Beetles of the family, epilachna varivestis feed on lima, pole, and bush beans giving plant tissues a lacelike appearance and occasionally killing off entire plants.

What does it look like?

Beetles are approximately 1/4 inch long, copper colored and have 16 black spots on their backs. Grubs are about 1/3 inch long with black tipped spines. Tissue between leaf veins is eaten on the plants and leaves eventually dry up and die off.

How does it manifest?

Females lay eggs on the undersides of leaves. Eggs are yellow. Larvae hatch in early to mid-summer turning green then yellow. Both adults and larvae feed on leaf tissue. 1 to 4 generations of damage may occur each year, with all levels of maturity in the beetles being represented at any given time.

What can you do about it?

When you first notice damage, apply insecticide containing diazinon or carbaryl, making sure you coat undersides of leaves. You may need to reapply later in the season if damage continues, but early insecticide application can stave off damage from successive generations of larvae which tend to be harder to kill than adults.
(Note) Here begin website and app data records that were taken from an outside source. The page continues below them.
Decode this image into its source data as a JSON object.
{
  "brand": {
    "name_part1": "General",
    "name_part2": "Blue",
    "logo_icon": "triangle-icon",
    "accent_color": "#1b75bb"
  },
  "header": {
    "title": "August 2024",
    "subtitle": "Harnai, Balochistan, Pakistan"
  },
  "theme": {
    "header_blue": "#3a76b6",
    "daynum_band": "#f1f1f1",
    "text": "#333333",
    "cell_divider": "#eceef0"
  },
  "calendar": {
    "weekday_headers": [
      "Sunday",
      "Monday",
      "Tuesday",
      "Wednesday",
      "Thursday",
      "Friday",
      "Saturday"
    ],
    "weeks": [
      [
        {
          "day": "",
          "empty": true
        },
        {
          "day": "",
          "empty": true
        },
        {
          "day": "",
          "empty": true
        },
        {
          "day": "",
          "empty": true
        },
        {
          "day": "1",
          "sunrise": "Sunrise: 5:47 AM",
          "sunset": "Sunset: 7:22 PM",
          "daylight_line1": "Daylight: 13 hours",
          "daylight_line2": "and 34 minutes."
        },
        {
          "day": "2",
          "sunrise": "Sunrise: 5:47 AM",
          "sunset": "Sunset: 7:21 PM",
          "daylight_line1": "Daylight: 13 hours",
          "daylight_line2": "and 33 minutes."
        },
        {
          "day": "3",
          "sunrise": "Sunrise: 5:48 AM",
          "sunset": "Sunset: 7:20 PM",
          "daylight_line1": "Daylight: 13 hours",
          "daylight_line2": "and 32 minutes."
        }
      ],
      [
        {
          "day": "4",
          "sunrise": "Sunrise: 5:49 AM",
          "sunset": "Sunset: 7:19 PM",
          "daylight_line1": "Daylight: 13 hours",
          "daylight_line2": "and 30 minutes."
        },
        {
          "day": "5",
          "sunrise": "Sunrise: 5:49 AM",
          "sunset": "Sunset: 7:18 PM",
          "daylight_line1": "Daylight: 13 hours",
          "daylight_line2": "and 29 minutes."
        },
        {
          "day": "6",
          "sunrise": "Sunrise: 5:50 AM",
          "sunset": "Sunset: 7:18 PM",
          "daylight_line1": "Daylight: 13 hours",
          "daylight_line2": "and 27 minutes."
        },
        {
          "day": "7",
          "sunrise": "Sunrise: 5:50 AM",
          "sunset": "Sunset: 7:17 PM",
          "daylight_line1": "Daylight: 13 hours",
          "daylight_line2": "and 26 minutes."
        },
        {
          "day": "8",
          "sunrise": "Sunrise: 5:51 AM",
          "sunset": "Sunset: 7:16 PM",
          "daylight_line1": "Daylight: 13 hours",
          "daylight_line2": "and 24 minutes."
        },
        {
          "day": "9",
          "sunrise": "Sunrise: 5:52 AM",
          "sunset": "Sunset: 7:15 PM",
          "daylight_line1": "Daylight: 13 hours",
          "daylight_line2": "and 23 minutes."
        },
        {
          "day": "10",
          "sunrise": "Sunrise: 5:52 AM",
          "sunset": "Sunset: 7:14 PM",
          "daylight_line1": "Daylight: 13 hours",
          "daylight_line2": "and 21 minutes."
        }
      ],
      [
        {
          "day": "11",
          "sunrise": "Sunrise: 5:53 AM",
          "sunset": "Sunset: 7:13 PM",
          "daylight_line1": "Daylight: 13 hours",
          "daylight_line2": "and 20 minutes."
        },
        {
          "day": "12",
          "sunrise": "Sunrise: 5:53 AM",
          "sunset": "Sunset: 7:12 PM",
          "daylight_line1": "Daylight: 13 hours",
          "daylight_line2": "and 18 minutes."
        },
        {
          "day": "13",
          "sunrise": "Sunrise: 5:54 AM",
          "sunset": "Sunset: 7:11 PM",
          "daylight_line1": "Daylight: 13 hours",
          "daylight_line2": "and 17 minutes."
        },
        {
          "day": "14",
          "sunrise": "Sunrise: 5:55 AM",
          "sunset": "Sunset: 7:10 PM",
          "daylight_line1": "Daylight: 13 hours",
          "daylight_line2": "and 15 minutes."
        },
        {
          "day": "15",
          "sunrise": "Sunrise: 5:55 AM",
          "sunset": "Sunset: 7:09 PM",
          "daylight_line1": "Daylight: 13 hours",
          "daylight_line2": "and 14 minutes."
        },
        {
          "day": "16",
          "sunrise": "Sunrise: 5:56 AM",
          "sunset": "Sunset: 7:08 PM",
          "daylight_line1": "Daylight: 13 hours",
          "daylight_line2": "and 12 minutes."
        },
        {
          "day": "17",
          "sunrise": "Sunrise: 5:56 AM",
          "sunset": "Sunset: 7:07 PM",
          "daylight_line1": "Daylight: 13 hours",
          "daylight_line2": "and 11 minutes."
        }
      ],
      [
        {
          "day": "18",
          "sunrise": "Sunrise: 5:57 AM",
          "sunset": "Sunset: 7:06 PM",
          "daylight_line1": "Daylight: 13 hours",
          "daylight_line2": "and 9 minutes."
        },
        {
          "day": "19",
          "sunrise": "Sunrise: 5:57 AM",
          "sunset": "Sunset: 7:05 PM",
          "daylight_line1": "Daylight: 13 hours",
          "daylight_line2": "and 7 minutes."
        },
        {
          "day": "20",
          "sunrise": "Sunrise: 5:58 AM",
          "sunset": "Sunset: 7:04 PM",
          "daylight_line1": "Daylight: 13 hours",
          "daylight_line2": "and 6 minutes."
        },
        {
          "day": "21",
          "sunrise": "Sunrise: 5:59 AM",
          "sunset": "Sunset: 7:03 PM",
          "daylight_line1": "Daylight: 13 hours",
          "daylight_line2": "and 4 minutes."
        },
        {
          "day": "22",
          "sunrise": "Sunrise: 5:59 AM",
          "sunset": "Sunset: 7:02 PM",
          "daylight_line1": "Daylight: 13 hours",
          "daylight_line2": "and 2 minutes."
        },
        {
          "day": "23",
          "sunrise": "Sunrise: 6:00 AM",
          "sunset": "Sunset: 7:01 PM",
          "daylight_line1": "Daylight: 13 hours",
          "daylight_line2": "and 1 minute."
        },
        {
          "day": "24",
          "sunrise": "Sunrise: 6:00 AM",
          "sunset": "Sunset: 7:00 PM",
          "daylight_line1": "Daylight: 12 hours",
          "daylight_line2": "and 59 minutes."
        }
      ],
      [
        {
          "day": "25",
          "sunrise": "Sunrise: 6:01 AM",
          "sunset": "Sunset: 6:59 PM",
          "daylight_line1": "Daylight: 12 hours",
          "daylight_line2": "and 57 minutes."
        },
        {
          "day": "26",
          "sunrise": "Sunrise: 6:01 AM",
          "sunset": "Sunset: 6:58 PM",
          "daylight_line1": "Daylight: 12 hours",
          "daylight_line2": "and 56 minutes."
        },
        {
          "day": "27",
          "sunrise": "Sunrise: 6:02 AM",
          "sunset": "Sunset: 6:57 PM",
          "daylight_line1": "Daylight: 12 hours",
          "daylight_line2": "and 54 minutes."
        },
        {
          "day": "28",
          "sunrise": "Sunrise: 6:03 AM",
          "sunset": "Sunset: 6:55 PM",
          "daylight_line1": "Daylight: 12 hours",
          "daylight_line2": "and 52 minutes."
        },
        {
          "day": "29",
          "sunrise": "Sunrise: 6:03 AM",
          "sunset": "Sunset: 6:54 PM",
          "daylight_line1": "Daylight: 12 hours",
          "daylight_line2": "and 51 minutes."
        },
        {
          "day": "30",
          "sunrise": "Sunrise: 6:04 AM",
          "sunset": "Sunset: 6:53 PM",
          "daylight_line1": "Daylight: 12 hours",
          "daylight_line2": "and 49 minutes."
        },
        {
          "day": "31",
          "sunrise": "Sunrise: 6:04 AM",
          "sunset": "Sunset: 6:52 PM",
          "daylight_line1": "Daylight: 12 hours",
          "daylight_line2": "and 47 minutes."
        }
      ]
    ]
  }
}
After you harvest from the plants, destroy and remove all plant debris from the area to prevent an overwintering environment for adult beetles.